UPDATE, Sunday 1/21: Erika's pain is under good control but she's sleeping a lot with the fentanyl. Respiratory therapy and oxygen are helping her to breathe better and she is comfortable. The shingles have dried up and Erika is hoping to get chemo this morning. She has a lot of swelling in one arm and they think she might have a clot, which complicates things a bit. The dogs are being looked after and they have plenty of home cooked food. A lot of people have offered to help but Erika and Chris say they are fine and thank everyone for their offers.
UPDATE, Saturday 1/20: I was actually able to talk to Erika on the phone yesterday. She was more awake and her pain is under good control. Unfortunately, she now has shingles which doesn't help the pain situation. She spoke to her doctor yesterday and would like to try chemo again if the lesions can dry up quickly. The chemo only has about a 5% chance of working but she wants to try. That's our Erika. She is still asking that people not come to visit her.
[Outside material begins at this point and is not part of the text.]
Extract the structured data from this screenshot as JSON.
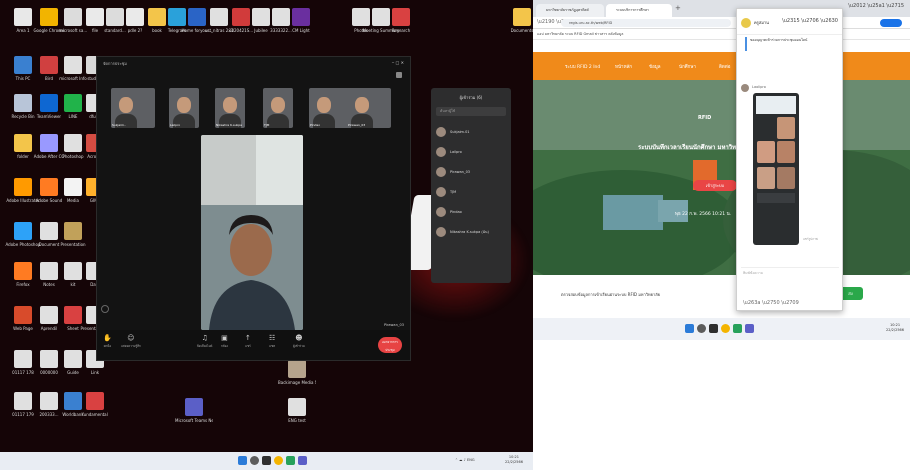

Please e-mail me at firstname.lastname@example.org if you have more questions as we don't want to bother Chris.
Adrienne and I met Erika more than 3 years ago at a Team In Training event. Adrienne was six months out from her second transplant and Erika just a few months out from her first transplant. We became fast friends and had instant bond. Adrienne and Erika would sit very closely talking about how this drug or that procedure felt while the rest of us looked on, feeling like outsiders, but we didn't mind. Over the last few years, we've spent many days together having fun with our dogs, cooking, discussing decorating tips, whatever interested us. And we've shared the tough times with both Adrienne's and Erika's relapses and sharing our hope for a cure. When we moved earlier this year, we all cried but we remain as close as ever, talking on the phone or sending e-mail daily.
Erika's disease has progressed very quickly over the last months. She has been in the hospital since just before Christmas trying to figure out a problem with her lungs: infection or disease. Yesterday I visited with her and her family, arriving just a little while after the doctor was there to tell them that Erika's lungs are full of tumor. Erika will remain at Stanford for her remaining few days with her family at her side. She is getting plenty of pain killers as well as transquilizers to help her stay calm, but she is aware that we are all there. She is not up to visitors and her family has asked that people stay away for now.
Many of you who read this blog know all of us. Erika is tiny, just 5 feet tall and about 75 pounds, just the right size to be Mickey Mouse at Disney, which she did during her summers at college. She has more spunk and drive than anyone five times her size and she has fought this disease with everything she has. Please pray for her and her family during this time that no one should ever experience.